### INSTRUCTIONS FOR THE TASK
Please give back the listing below word for word and drop any images.

### EXERCISE DATA
*** Block opens ***
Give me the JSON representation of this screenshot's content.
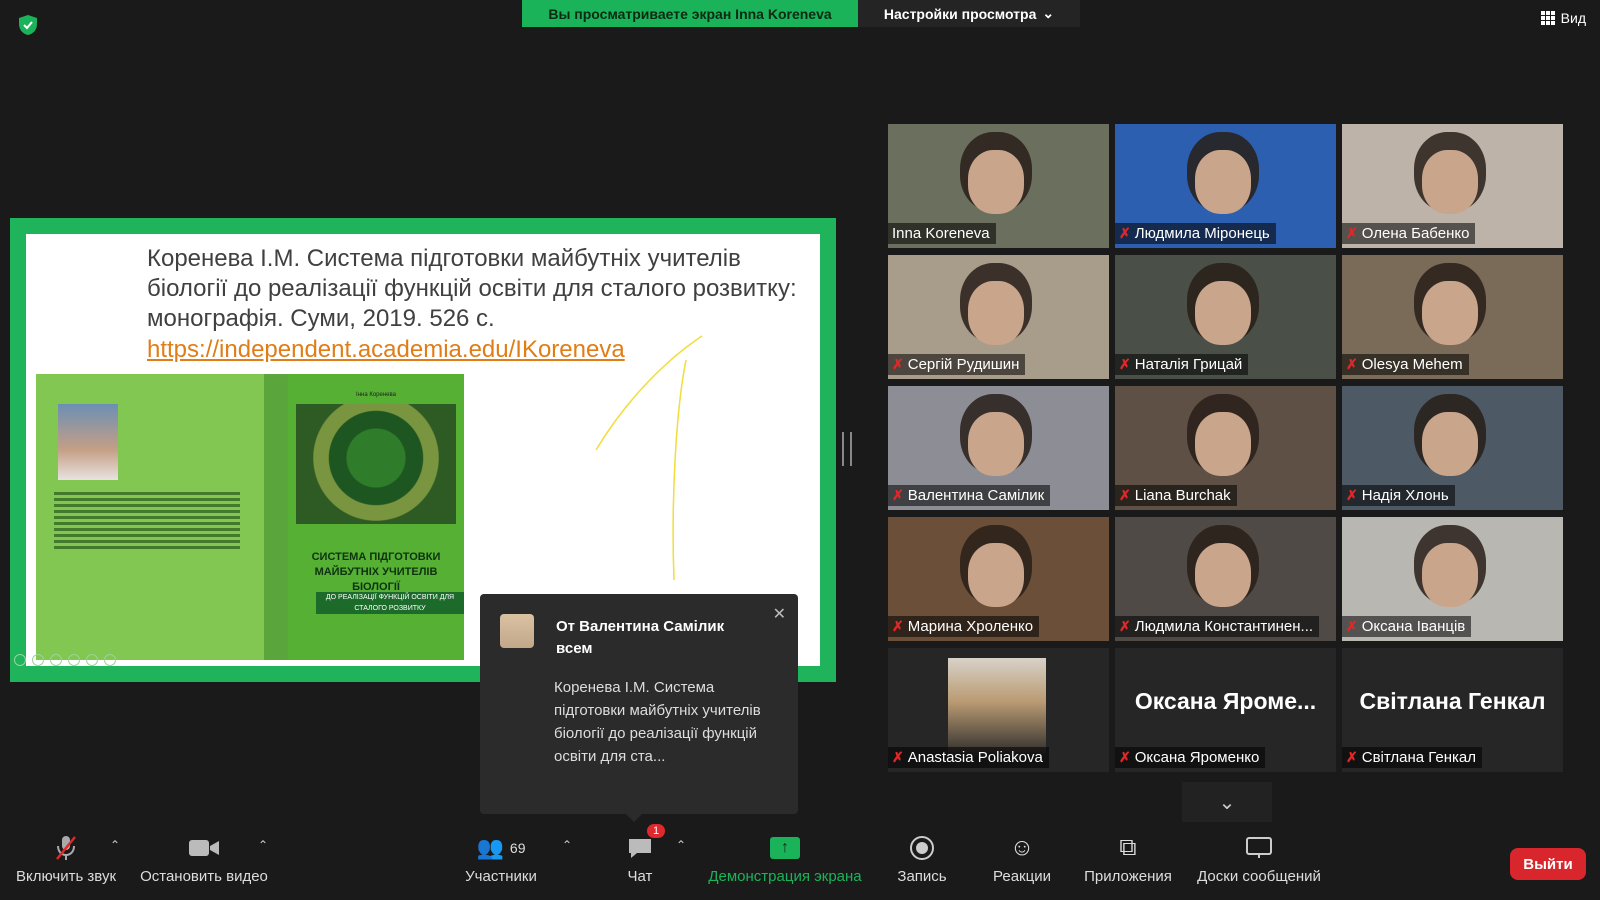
{
  "top_bar": {
    "share_banner": "Вы просматриваете экран Inna Koreneva",
    "view_options": "Настройки просмотра",
    "view_button": "Вид"
  },
  "slide": {
    "text": "Коренева І.М. Система підготовки майбутніх учителів біології до реалізації функцій освіти для сталого розвитку: монографія. Суми, 2019. 526 с.",
    "link": "https://independent.academia.edu/IKoreneva",
    "book": {
      "author": "Інна Коренева",
      "title": "СИСТЕМА ПІДГОТОВКИ МАЙБУТНІХ УЧИТЕЛІВ БІОЛОГІЇ",
      "subtitle": "ДО РЕАЛІЗАЦІЇ ФУНКЦІЙ ОСВІТИ ДЛЯ СТАЛОГО РОЗВИТКУ"
    }
  },
  "chat_popup": {
    "from": "От Валентина Самілик",
    "to": "всем",
    "message": "Коренева І.М. Система підготовки майбутніх учителів біології до реалізації функцій освіти для ста..."
  },
  "participants": [
    {
      "name": "Inna Koreneva",
      "muted": false,
      "bg": "#6b6f5e"
    },
    {
      "name": "Людмила Міронець",
      "muted": true,
      "bg": "#2d5fb0"
    },
    {
      "name": "Олена Бабенко",
      "muted": true,
      "bg": "#bdb3a8"
    },
    {
      "name": "Сергій Рудишин",
      "muted": true,
      "bg": "#a89c8a"
    },
    {
      "name": "Наталія Грицай",
      "muted": true,
      "bg": "#4a5048"
    },
    {
      "name": "Olesya Mehem",
      "muted": true,
      "bg": "#7a6a58"
    },
    {
      "name": "Валентина Самілик",
      "muted": true,
      "bg": "#8d8e95"
    },
    {
      "name": "Liana  Burchak",
      "muted": true,
      "bg": "#5e5044"
    },
    {
      "name": "Надія Хлонь",
      "muted": true,
      "bg": "#4d5a66"
    },
    {
      "name": "Марина Хроленко",
      "muted": true,
      "bg": "#6b4f38"
    },
    {
      "name": "Людмила Константинен...",
      "muted": true,
      "bg": "#4f4a46"
    },
    {
      "name": "Оксана Іванців",
      "muted": true,
      "bg": "#b9b7b2"
    },
    {
      "name": "Anastasia Poliakova",
      "muted": true,
      "bg": "#262626",
      "photo": true
    },
    {
      "name": "Оксана  Яроменко",
      "muted": true,
      "bg": "#262626",
      "big_name": "Оксана  Яроме..."
    },
    {
      "name": "Світлана Генкал",
      "muted": true,
      "bg": "#262626",
      "big_name": "Світлана Генкал"
    }
  ],
  "toolbar": {
    "unmute": "Включить звук",
    "stop_video": "Остановить видео",
    "participants": "Участники",
    "participants_count": "69",
    "chat": "Чат",
    "chat_badge": "1",
    "share_screen": "Демонстрация экрана",
    "record": "Запись",
    "reactions": "Реакции",
    "apps": "Приложения",
    "whiteboards": "Доски сообщений",
    "leave": "Выйти"
  }
}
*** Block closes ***
### TASK SOLUTION
Give me the JSON representation of this screenshot's content.
{
  "top_bar": {
    "share_banner": "Вы просматриваете экран Inna Koreneva",
    "view_options": "Настройки просмотра",
    "view_button": "Вид"
  },
  "slide": {
    "text": "Коренева І.М. Система підготовки майбутніх учителів біології до реалізації функцій освіти для сталого розвитку: монографія. Суми, 2019. 526 с.",
    "link": "https://independent.academia.edu/IKoreneva",
    "book": {
      "author": "Інна Коренева",
      "title": "СИСТЕМА ПІДГОТОВКИ МАЙБУТНІХ УЧИТЕЛІВ БІОЛОГІЇ",
      "subtitle": "ДО РЕАЛІЗАЦІЇ ФУНКЦІЙ ОСВІТИ ДЛЯ СТАЛОГО РОЗВИТКУ"
    }
  },
  "chat_popup": {
    "from": "От Валентина Самілик",
    "to": "всем",
    "message": "Коренева І.М. Система підготовки майбутніх учителів біології до реалізації функцій освіти для ста..."
  },
  "participants": [
    {
      "name": "Inna Koreneva",
      "muted": false,
      "bg": "#6b6f5e"
    },
    {
      "name": "Людмила Міронець",
      "muted": true,
      "bg": "#2d5fb0"
    },
    {
      "name": "Олена Бабенко",
      "muted": true,
      "bg": "#bdb3a8"
    },
    {
      "name": "Сергій Рудишин",
      "muted": true,
      "bg": "#a89c8a"
    },
    {
      "name": "Наталія Грицай",
      "muted": true,
      "bg": "#4a5048"
    },
    {
      "name": "Olesya Mehem",
      "muted": true,
      "bg": "#7a6a58"
    },
    {
      "name": "Валентина Самілик",
      "muted": true,
      "bg": "#8d8e95"
    },
    {
      "name": "Liana  Burchak",
      "muted": true,
      "bg": "#5e5044"
    },
    {
      "name": "Надія Хлонь",
      "muted": true,
      "bg": "#4d5a66"
    },
    {
      "name": "Марина Хроленко",
      "muted": true,
      "bg": "#6b4f38"
    },
    {
      "name": "Людмила Константинен...",
      "muted": true,
      "bg": "#4f4a46"
    },
    {
      "name": "Оксана Іванців",
      "muted": true,
      "bg": "#b9b7b2"
    },
    {
      "name": "Anastasia Poliakova",
      "muted": true,
      "bg": "#262626",
      "photo": true
    },
    {
      "name": "Оксана  Яроменко",
      "muted": true,
      "bg": "#262626",
      "big_name": "Оксана  Яроме..."
    },
    {
      "name": "Світлана Генкал",
      "muted": true,
      "bg": "#262626",
      "big_name": "Світлана Генкал"
    }
  ],
  "toolbar": {
    "unmute": "Включить звук",
    "stop_video": "Остановить видео",
    "participants": "Участники",
    "participants_count": "69",
    "chat": "Чат",
    "chat_badge": "1",
    "share_screen": "Демонстрация экрана",
    "record": "Запись",
    "reactions": "Реакции",
    "apps": "Приложения",
    "whiteboards": "Доски сообщений",
    "leave": "Выйти"
  }
}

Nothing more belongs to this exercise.